2k views

“Plan to do” vs. “plan on doing”

What are the differences between the following? He is planning to do something. He is planning on doing something. When to use each?
2
votes
2answers
119 views

“Drag & dropping” or “Dragging & dropping”

"Drag & dropping" sounds better to me, but "Dragging & dropping" has more Google results... Which one is correct and why?
2
votes
1answer
532 views

On or upon + gerund

Which preposition are we supposed to use - on or upon. i.e. "On/upon closing the door, set the alarm on."
1
vote
2answers
705 views

Infinitive or Gerund for celebration of an event?

Which of the following sentences would be correct in a baby shower invitation. My grandparents are looking forward to celebrate my arrival in February. My grandparents are looking forward to ...
0
votes
1answer
230 views

“Needs repairing” vs. “needs to be repaired” [duplicate]

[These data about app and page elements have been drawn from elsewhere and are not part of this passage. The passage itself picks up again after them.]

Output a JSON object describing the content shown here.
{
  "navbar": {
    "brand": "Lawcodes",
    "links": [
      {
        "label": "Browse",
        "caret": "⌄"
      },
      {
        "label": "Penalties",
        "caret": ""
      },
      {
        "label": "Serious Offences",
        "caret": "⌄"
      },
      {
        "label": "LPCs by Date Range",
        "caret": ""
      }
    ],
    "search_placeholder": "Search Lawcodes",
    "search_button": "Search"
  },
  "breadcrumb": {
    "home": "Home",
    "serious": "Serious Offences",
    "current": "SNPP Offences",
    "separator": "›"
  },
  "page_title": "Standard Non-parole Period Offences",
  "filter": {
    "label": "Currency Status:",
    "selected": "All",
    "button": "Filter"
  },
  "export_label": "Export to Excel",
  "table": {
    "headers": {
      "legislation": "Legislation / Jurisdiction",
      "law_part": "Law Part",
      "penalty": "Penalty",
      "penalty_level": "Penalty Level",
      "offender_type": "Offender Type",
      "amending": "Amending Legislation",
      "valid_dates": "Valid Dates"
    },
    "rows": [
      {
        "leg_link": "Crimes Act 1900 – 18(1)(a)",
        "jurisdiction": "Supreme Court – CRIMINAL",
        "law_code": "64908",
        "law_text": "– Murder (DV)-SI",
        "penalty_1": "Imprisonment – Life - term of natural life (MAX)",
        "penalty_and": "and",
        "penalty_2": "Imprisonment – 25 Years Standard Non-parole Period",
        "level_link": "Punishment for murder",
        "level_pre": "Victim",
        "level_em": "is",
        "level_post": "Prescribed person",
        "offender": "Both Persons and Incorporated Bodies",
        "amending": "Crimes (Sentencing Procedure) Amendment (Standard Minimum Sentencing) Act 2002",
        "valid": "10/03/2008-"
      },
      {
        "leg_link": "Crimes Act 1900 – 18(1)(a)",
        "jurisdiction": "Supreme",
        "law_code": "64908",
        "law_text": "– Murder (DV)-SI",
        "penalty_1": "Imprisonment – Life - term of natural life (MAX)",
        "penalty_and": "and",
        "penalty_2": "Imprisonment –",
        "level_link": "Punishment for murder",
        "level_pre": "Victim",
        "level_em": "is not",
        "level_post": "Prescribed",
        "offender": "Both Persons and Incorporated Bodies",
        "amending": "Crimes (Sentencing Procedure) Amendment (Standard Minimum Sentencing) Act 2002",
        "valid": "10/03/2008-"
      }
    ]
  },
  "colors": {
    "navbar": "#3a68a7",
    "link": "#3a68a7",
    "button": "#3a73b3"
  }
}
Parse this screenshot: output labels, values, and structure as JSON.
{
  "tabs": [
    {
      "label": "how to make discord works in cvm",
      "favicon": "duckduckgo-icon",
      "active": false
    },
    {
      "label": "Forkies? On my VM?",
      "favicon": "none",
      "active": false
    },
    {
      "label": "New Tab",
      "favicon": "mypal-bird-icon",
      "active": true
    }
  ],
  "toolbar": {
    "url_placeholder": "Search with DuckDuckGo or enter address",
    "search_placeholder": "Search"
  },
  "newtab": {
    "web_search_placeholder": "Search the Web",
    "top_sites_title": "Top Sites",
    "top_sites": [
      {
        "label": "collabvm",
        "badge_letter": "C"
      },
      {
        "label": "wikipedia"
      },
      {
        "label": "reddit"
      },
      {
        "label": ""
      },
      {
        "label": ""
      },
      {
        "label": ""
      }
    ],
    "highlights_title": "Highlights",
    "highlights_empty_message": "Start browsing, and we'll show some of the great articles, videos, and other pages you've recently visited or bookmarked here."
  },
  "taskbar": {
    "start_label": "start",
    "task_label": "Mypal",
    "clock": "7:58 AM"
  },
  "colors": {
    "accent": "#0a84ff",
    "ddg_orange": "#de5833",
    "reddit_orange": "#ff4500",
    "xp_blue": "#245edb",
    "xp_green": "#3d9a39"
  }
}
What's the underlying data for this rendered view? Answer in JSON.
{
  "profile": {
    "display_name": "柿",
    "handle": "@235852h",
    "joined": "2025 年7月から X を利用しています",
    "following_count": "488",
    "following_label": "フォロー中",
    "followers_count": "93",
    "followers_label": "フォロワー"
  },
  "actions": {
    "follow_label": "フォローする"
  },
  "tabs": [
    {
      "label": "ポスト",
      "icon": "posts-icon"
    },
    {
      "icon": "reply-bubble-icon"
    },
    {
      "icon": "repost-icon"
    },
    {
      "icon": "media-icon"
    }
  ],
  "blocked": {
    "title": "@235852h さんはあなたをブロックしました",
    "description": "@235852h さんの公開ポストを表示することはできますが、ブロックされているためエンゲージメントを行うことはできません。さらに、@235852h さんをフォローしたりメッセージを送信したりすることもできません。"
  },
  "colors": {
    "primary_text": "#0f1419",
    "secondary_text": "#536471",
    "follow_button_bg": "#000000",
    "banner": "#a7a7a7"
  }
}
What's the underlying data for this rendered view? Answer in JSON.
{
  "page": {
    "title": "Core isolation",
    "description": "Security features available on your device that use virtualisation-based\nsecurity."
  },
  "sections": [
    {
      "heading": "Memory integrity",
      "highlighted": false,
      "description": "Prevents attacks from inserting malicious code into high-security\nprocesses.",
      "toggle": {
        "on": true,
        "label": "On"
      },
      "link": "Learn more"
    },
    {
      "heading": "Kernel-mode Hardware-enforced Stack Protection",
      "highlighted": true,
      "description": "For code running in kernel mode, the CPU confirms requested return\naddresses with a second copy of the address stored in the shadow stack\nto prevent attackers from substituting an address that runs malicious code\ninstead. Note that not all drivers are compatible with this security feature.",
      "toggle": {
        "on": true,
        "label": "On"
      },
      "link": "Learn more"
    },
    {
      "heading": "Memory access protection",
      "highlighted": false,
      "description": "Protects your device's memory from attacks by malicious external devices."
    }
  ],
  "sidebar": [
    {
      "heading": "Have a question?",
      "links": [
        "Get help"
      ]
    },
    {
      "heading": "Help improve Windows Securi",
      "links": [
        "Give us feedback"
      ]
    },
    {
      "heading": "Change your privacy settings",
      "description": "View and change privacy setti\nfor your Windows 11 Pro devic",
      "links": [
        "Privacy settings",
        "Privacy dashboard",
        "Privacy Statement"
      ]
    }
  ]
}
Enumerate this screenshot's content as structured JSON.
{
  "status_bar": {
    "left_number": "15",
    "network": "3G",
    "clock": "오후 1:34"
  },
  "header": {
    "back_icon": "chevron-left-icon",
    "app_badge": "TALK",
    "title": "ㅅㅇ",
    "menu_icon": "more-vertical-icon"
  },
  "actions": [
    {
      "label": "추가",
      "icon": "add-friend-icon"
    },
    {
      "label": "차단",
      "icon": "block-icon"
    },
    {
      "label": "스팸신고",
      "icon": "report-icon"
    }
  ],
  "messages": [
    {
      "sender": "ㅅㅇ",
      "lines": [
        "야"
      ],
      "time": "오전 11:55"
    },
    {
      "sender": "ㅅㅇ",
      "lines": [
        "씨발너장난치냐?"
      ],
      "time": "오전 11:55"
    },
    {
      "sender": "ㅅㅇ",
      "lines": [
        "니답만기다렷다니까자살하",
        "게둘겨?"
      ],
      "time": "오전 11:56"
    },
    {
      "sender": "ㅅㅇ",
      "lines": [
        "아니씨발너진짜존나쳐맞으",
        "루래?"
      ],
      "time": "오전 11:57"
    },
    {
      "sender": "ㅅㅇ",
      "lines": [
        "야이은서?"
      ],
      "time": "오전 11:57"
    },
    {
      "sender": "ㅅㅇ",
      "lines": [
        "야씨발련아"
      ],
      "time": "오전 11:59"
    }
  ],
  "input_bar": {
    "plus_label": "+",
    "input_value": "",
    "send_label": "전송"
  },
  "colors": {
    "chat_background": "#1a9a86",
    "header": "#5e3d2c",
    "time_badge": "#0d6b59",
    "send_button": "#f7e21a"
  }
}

Do the following two sentences mean the same thing? If so, which is more commonly used? My car needs repairing. My car needs to be repaired.